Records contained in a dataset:
______

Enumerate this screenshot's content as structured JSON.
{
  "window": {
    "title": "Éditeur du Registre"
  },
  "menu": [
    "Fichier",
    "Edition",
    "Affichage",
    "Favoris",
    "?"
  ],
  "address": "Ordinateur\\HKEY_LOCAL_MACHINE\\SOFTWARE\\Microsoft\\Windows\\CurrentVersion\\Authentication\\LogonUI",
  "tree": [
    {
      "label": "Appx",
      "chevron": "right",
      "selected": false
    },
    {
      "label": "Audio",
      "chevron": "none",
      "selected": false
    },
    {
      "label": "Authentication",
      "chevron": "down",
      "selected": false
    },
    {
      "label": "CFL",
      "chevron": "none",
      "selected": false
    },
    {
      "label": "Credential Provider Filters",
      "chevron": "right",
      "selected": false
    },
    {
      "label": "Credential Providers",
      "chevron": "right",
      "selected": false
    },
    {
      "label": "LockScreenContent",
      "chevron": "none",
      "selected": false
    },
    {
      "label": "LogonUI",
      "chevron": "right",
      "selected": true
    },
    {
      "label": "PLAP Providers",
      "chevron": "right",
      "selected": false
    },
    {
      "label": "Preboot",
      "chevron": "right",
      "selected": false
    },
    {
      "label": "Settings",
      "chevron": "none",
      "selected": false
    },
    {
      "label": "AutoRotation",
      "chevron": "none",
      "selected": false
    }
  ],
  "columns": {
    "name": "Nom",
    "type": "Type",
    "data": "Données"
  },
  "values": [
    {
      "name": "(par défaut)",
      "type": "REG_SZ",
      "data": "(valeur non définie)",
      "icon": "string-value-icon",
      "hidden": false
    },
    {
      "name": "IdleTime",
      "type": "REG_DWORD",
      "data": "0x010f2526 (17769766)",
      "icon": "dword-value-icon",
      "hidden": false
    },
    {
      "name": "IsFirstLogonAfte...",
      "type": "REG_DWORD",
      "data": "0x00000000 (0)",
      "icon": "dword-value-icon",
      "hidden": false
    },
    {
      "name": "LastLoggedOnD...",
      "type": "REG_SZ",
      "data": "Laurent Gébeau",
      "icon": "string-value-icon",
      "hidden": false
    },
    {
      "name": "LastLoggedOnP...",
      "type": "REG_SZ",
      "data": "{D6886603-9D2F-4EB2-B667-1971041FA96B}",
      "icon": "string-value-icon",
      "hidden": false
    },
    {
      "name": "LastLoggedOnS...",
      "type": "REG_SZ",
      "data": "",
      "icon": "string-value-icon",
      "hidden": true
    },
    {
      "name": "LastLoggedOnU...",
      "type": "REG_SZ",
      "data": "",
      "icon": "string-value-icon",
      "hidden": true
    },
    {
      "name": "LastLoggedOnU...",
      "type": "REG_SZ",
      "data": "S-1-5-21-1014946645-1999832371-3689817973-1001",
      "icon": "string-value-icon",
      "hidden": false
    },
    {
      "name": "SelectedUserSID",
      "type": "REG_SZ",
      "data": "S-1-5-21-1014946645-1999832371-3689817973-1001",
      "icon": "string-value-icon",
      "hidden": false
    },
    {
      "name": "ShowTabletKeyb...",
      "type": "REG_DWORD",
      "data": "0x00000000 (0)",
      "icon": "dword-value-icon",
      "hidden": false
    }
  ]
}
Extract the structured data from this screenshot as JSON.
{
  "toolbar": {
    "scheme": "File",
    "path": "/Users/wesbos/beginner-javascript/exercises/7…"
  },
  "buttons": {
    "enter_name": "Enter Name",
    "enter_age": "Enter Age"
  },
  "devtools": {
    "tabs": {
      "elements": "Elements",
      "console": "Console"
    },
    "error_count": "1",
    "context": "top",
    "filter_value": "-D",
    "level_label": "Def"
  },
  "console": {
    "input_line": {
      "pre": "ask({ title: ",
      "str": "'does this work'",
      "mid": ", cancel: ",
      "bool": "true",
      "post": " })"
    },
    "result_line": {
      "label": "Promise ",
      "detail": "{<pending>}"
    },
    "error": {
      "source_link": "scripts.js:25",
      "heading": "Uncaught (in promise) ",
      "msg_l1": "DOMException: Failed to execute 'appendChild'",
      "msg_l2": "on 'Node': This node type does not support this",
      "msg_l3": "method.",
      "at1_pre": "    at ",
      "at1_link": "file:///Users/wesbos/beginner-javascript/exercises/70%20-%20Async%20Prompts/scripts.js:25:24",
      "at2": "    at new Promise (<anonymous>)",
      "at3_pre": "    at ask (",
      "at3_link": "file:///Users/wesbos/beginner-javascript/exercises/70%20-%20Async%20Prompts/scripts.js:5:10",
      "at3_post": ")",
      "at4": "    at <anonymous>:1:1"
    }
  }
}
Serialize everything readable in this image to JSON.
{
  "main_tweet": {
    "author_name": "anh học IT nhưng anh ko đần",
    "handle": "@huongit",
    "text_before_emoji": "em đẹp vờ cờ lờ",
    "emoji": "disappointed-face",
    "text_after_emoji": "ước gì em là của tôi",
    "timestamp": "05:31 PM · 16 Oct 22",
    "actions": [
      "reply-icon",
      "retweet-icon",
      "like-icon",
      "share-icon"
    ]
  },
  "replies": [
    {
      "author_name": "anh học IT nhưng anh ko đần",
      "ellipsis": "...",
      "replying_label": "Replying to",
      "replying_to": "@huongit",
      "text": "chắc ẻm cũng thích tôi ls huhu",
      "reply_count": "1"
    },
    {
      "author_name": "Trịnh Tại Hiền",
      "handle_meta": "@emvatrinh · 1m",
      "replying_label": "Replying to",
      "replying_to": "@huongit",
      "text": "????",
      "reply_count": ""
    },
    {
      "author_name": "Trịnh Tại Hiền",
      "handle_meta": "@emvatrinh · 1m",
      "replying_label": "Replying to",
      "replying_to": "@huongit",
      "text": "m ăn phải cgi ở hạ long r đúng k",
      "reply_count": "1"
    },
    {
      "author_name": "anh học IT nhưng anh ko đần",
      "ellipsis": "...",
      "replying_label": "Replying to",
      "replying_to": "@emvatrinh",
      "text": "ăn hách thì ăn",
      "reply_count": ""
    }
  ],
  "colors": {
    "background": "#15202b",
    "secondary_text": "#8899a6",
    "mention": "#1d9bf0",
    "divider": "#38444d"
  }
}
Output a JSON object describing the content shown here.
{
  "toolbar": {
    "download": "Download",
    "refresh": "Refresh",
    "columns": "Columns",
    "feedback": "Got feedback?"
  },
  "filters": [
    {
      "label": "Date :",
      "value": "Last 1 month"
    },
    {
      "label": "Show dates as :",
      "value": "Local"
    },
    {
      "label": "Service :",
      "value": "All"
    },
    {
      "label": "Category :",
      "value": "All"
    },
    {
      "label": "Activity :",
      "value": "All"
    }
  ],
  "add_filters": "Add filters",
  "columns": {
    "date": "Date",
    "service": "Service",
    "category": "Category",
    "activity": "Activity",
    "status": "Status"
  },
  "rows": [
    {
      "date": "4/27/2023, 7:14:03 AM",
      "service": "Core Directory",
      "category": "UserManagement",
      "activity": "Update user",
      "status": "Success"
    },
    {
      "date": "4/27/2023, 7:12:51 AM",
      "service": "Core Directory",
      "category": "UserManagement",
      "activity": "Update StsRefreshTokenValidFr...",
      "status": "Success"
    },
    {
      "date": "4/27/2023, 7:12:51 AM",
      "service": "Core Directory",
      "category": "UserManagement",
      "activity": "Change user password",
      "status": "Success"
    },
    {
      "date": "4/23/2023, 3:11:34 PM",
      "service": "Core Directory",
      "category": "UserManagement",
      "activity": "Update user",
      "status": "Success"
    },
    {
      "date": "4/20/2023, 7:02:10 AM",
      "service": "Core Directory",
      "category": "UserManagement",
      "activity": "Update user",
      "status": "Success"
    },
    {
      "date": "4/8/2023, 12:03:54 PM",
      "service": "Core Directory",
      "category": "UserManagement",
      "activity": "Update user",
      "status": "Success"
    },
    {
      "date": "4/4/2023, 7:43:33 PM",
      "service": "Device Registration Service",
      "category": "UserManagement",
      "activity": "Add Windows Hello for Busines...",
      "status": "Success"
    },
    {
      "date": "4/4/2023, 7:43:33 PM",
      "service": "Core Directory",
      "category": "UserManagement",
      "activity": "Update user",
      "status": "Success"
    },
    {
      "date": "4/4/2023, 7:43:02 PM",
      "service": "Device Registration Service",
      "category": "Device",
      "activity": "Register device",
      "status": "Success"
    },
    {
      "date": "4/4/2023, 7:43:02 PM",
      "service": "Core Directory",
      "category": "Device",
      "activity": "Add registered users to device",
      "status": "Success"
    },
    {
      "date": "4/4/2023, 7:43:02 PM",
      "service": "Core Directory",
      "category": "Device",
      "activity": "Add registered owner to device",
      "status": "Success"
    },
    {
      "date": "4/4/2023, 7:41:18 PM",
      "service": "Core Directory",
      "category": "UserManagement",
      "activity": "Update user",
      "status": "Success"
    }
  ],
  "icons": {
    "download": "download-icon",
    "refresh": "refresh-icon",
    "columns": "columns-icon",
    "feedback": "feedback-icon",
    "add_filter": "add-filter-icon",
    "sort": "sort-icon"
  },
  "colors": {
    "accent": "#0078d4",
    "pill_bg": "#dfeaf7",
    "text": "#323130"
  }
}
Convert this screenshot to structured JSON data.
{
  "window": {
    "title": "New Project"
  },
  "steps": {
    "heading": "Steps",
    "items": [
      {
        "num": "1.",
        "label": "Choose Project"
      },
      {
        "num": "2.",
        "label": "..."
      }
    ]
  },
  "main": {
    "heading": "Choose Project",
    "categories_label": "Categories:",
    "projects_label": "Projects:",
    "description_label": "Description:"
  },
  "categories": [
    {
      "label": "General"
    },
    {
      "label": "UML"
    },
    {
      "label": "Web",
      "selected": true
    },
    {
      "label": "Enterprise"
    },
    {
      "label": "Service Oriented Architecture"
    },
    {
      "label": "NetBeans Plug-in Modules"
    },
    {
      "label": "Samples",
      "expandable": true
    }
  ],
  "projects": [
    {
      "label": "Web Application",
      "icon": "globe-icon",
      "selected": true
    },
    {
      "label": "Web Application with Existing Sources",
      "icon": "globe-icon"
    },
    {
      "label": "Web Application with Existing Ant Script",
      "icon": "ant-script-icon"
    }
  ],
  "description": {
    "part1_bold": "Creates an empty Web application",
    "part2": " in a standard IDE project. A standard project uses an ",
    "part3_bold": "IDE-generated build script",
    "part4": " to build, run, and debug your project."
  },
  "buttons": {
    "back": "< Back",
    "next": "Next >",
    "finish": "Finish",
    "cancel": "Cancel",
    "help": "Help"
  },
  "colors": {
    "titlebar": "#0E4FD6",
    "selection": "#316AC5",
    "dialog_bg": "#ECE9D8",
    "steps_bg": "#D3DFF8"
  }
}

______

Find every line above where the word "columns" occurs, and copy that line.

  "columns": {
    "columns": "Columns",
  "columns": {
    "columns": "columns-icon",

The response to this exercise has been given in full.